Data for the task START

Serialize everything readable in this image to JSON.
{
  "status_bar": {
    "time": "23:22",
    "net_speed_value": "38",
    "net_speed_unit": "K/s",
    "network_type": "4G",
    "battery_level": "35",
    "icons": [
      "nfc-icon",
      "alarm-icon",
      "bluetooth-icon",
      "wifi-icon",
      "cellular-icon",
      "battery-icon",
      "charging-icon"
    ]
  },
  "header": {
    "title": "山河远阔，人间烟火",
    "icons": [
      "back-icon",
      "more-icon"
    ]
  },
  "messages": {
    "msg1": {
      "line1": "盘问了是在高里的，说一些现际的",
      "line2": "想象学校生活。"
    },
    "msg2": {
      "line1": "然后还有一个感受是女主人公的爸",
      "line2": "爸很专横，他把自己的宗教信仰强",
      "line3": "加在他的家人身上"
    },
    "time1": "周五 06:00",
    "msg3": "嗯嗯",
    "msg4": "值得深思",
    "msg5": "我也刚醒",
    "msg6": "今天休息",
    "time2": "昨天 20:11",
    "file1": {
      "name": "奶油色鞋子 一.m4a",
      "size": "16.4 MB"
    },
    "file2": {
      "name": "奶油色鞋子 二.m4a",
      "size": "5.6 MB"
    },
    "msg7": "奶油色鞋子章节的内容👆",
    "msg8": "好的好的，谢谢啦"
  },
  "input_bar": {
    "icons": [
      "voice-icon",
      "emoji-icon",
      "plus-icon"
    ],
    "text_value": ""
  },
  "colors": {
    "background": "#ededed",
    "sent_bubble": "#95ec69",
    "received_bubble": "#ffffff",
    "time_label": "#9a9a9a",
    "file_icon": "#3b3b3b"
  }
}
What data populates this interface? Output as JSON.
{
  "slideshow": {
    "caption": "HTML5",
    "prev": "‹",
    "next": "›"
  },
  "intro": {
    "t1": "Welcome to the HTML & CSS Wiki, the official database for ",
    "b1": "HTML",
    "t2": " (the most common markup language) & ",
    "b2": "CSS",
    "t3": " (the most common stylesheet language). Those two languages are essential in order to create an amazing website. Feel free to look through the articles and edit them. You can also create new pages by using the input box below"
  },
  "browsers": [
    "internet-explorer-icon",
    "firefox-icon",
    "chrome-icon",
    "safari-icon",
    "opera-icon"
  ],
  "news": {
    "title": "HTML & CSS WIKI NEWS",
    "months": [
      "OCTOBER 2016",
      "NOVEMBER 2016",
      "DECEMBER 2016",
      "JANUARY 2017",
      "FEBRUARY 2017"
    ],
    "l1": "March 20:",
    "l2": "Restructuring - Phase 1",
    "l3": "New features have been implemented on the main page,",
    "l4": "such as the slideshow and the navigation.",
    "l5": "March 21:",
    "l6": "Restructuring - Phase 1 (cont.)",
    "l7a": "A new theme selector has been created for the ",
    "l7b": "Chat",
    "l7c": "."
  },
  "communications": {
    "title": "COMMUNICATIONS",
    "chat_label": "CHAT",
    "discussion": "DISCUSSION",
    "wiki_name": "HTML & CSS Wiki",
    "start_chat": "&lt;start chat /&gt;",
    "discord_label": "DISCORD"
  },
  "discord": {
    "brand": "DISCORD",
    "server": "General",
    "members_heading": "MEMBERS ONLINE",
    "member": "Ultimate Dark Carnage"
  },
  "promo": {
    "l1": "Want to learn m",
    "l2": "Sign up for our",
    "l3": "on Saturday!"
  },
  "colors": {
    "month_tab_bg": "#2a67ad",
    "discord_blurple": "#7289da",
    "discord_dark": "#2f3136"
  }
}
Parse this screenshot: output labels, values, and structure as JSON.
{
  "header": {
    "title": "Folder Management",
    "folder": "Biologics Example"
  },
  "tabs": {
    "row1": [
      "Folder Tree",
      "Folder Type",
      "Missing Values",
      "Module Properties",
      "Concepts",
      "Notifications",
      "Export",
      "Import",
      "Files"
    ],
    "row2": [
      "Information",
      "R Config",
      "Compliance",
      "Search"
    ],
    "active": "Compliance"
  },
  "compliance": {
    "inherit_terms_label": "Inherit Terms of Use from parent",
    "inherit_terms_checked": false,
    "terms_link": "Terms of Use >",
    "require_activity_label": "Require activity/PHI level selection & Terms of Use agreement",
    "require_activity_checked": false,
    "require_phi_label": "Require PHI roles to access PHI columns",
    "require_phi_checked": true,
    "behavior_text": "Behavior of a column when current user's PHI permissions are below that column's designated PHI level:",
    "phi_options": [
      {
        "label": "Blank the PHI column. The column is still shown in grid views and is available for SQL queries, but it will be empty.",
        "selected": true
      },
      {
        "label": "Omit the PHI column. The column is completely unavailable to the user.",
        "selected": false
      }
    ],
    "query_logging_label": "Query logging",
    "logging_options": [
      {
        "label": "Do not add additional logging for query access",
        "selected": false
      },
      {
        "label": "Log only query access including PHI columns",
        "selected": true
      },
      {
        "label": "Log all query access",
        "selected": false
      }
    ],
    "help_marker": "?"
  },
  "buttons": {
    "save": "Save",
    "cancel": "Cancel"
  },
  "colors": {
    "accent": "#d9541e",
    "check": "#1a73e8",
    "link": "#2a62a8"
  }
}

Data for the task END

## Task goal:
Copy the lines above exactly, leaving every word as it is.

## Written response:
Serialize everything readable in this image to JSON.
{
  "status_bar": {
    "time": "23:22",
    "net_speed_value": "38",
    "net_speed_unit": "K/s",
    "network_type": "4G",
    "battery_level": "35",
    "icons": [
      "nfc-icon",
      "alarm-icon",
      "bluetooth-icon",
      "wifi-icon",
      "cellular-icon",
      "battery-icon",
      "charging-icon"
    ]
  },
  "header": {
    "title": "山河远阔，人间烟火",
    "icons": [
      "back-icon",
      "more-icon"
    ]
  },
  "messages": {
    "msg1": {
      "line1": "盘问了是在高里的，说一些现际的",
      "line2": "想象学校生活。"
    },
    "msg2": {
      "line1": "然后还有一个感受是女主人公的爸",
      "line2": "爸很专横，他把自己的宗教信仰强",
      "line3": "加在他的家人身上"
    },
    "time1": "周五 06:00",
    "msg3": "嗯嗯",
    "msg4": "值得深思",
    "msg5": "我也刚醒",
    "msg6": "今天休息",
    "time2": "昨天 20:11",
    "file1": {
      "name": "奶油色鞋子 一.m4a",
      "size": "16.4 MB"
    },
    "file2": {
      "name": "奶油色鞋子 二.m4a",
      "size": "5.6 MB"
    },
    "msg7": "奶油色鞋子章节的内容👆",
    "msg8": "好的好的，谢谢啦"
  },
  "input_bar": {
    "icons": [
      "voice-icon",
      "emoji-icon",
      "plus-icon"
    ],
    "text_value": ""
  },
  "colors": {
    "background": "#ededed",
    "sent_bubble": "#95ec69",
    "received_bubble": "#ffffff",
    "time_label": "#9a9a9a",
    "file_icon": "#3b3b3b"
  }
}
What data populates this interface? Output as JSON.
{
  "slideshow": {
    "caption": "HTML5",
    "prev": "‹",
    "next": "›"
  },
  "intro": {
    "t1": "Welcome to the HTML & CSS Wiki, the official database for ",
    "b1": "HTML",
    "t2": " (the most common markup language) & ",
    "b2": "CSS",
    "t3": " (the most common stylesheet language). Those two languages are essential in order to create an amazing website. Feel free to look through the articles and edit them. You can also create new pages by using the input box below"
  },
  "browsers": [
    "internet-explorer-icon",
    "firefox-icon",
    "chrome-icon",
    "safari-icon",
    "opera-icon"
  ],
  "news": {
    "title": "HTML & CSS WIKI NEWS",
    "months": [
      "OCTOBER 2016",
      "NOVEMBER 2016",
      "DECEMBER 2016",
      "JANUARY 2017",
      "FEBRUARY 2017"
    ],
    "l1": "March 20:",
    "l2": "Restructuring - Phase 1",
    "l3": "New features have been implemented on the main page,",
    "l4": "such as the slideshow and the navigation.",
    "l5": "March 21:",
    "l6": "Restructuring - Phase 1 (cont.)",
    "l7a": "A new theme selector has been created for the ",
    "l7b": "Chat",
    "l7c": "."
  },
  "communications": {
    "title": "COMMUNICATIONS",
    "chat_label": "CHAT",
    "discussion": "DISCUSSION",
    "wiki_name": "HTML & CSS Wiki",
    "start_chat": "&lt;start chat /&gt;",
    "discord_label": "DISCORD"
  },
  "discord": {
    "brand": "DISCORD",
    "server": "General",
    "members_heading": "MEMBERS ONLINE",
    "member": "Ultimate Dark Carnage"
  },
  "promo": {
    "l1": "Want to learn m",
    "l2": "Sign up for our",
    "l3": "on Saturday!"
  },
  "colors": {
    "month_tab_bg": "#2a67ad",
    "discord_blurple": "#7289da",
    "discord_dark": "#2f3136"
  }
}
Parse this screenshot: output labels, values, and structure as JSON.
{
  "header": {
    "title": "Folder Management",
    "folder": "Biologics Example"
  },
  "tabs": {
    "row1": [
      "Folder Tree",
      "Folder Type",
      "Missing Values",
      "Module Properties",
      "Concepts",
      "Notifications",
      "Export",
      "Import",
      "Files"
    ],
    "row2": [
      "Information",
      "R Config",
      "Compliance",
      "Search"
    ],
    "active": "Compliance"
  },
  "compliance": {
    "inherit_terms_label": "Inherit Terms of Use from parent",
    "inherit_terms_checked": false,
    "terms_link": "Terms of Use >",
    "require_activity_label": "Require activity/PHI level selection & Terms of Use agreement",
    "require_activity_checked": false,
    "require_phi_label": "Require PHI roles to access PHI columns",
    "require_phi_checked": true,
    "behavior_text": "Behavior of a column when current user's PHI permissions are below that column's designated PHI level:",
    "phi_options": [
      {
        "label": "Blank the PHI column. The column is still shown in grid views and is available for SQL queries, but it will be empty.",
        "selected": true
      },
      {
        "label": "Omit the PHI column. The column is completely unavailable to the user.",
        "selected": false
      }
    ],
    "query_logging_label": "Query logging",
    "logging_options": [
      {
        "label": "Do not add additional logging for query access",
        "selected": false
      },
      {
        "label": "Log only query access including PHI columns",
        "selected": true
      },
      {
        "label": "Log all query access",
        "selected": false
      }
    ],
    "help_marker": "?"
  },
  "buttons": {
    "save": "Save",
    "cancel": "Cancel"
  },
  "colors": {
    "accent": "#d9541e",
    "check": "#1a73e8",
    "link": "#2a62a8"
  }
}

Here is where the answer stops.